The office is located at the very end of the Zona 10 – between a wealthier and an emerging area - seems symbolic to Oikocredit’s role to promote global justice by challenging people, churches and others to share their resources through socially responsible investments and by empowering disadvantaged people with credit.

This was the last preparation meeting before the Study Tour 2011 Guatemala officially starts on Sunday, but the first time we meet altogether in person.

Thursday, January 27, 2011

Climate change

It was almost 4:00am (Dutch time) when I was ready to go to sleep. I woke up very early because of the rain. First thing I thought was: "Oh, my…! It is the dry season, but it is raining a lot". And then I found out a study tour participant did not arrive yesterday as planned. Her flight was cancelled because of the snow storm in New York, which I’ve learned has been the worst in years.

Lately there have been natural disasters and weather irregularities affecting people, communities and even whole nations in Central America and worldwide. More tropical storms and hurricanes, extreme cold temperatures, sever droughts, and heavy rains are continuously reported in the media. We continuously hear this wake up call, but… are we taking it seriously? Not only individuals, but also sectors and institutions are accountable for climate protection, fostering environmental-friendly and sustainable practices. Truth is that everybody can put its two cents before there’s a point of no return. How many of us are doing it actually?

A windy Guatemala city (from the hotel)

As I think of the project partners to be visited in the coming days - fair trade, organic coops, sustainable timber company, MFIs working in rural areas, and agri-processing companies using clean energy, - and many others that could have qualified for the study tour, it is clear Oikocredit has taken its role and responsibility as social investor seriously and long before "green", 'environmental-friendly", and "sustainable" was a household name in the among financiers in the microfinance sector. One example is the Mexico, Central America, and the Caribbean region, which is one of the leading Oikocredit regions in financing project partners with practices aiming to reducing or lowering their impact on the environmental criteria.

Rain has not stopped yet. Where did I put my umbrella?

Wednesday, January 26, 2011

A study tour to the Maya world

After closing my suitcase, I realized it has only been 9 months since I went to Uganda for the Study Tour 2010. Because of the positive feedback, a new study tour was planned in 2011 with a focus on Oikocredit’s financing to project partners actively working on environmental issues and supporting vulnerable groups in rural areas.

Selecting Guatemala was not difficult. The country's portfolio includes project partners working in rural areas supporting indigenous groups and women and other partners involved in sustainable natural resources management, use of clean energy, and fair trade.

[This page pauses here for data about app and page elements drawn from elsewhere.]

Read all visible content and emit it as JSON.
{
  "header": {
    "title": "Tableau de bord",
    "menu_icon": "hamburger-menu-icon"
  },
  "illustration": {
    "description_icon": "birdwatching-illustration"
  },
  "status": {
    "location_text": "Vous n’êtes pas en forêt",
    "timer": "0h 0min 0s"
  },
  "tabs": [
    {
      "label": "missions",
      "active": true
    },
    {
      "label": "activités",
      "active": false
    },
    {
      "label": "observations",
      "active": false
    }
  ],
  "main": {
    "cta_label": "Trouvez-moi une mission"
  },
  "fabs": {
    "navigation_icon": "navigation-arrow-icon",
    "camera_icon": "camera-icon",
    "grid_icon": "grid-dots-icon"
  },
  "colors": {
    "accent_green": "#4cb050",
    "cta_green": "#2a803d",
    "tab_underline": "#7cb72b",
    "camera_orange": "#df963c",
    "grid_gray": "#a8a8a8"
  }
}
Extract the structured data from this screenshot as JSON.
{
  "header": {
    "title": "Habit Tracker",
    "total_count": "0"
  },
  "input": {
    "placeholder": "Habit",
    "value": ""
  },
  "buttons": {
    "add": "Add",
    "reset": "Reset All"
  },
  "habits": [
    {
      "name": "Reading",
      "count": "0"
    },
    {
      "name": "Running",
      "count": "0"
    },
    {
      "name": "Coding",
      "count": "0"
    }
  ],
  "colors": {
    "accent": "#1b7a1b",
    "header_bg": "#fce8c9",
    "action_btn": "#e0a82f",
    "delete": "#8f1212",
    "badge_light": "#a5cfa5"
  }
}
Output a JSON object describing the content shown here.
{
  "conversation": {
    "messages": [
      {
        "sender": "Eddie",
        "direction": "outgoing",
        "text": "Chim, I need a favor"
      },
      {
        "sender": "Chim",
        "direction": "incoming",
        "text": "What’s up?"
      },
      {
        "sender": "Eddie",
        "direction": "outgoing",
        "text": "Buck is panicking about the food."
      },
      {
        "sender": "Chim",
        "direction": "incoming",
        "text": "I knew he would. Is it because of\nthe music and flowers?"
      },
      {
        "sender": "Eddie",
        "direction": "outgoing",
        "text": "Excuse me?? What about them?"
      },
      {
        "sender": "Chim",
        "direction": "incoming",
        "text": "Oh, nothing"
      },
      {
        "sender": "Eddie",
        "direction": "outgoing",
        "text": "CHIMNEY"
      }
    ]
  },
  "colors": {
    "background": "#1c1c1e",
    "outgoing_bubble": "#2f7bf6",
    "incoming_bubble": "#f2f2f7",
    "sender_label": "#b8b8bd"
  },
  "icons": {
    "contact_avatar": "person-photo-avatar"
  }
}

Guatemala is a well-known touristic destination because of its rich nature and Maya culture. At the same time, this beautiful country has a highly unequal income distribution, a tragic past of a civil war, and yet the percentage population living under the poverty level is striking, especially in rural areas.

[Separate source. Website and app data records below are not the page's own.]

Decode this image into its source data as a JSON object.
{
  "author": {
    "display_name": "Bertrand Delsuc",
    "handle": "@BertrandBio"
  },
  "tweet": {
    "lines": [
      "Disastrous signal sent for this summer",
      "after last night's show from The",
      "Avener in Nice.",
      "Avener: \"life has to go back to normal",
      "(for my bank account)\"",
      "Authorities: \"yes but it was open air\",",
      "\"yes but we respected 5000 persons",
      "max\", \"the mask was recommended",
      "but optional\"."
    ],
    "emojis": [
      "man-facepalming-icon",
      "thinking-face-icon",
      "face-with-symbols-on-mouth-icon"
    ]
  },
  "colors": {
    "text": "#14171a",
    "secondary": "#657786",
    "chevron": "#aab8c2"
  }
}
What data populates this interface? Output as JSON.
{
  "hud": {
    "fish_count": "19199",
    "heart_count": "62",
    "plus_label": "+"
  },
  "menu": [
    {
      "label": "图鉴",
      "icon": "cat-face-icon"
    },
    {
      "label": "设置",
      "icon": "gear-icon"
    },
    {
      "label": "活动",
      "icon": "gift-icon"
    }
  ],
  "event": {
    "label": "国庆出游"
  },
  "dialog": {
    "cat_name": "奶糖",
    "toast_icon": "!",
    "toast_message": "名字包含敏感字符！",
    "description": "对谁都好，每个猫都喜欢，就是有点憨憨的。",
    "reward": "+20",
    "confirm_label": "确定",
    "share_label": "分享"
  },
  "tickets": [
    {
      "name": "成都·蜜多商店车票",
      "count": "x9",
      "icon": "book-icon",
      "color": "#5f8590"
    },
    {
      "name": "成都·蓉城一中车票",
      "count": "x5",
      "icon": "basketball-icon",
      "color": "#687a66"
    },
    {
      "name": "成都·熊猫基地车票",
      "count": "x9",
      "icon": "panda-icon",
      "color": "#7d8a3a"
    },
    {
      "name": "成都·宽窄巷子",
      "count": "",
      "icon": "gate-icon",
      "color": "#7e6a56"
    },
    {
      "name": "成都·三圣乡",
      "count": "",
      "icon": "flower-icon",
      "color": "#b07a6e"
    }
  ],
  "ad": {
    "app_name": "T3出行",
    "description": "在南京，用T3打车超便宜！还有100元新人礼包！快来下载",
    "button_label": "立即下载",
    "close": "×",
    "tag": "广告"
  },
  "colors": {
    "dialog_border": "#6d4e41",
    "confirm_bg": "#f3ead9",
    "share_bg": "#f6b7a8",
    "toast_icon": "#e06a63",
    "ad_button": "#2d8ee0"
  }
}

Next Sunday Along with 15 investors and members of Oikocredit, the Guatemala team and staff from the regional office in Costa Rica, I will start a new journey to the hidden - for the regular tourist – Maya world, the real Guatemala. It is in these impoverish areas where in spite of the many challenges, Oikocredit continues financing grassroots MFIs, fair trade coops and environmental-friendly companies, which bring hope and opportunities through credit to the people and the environment.

It is time to witness again how the funds from our members and investors contribute to improve the lives of many Guatemalans in rural areas.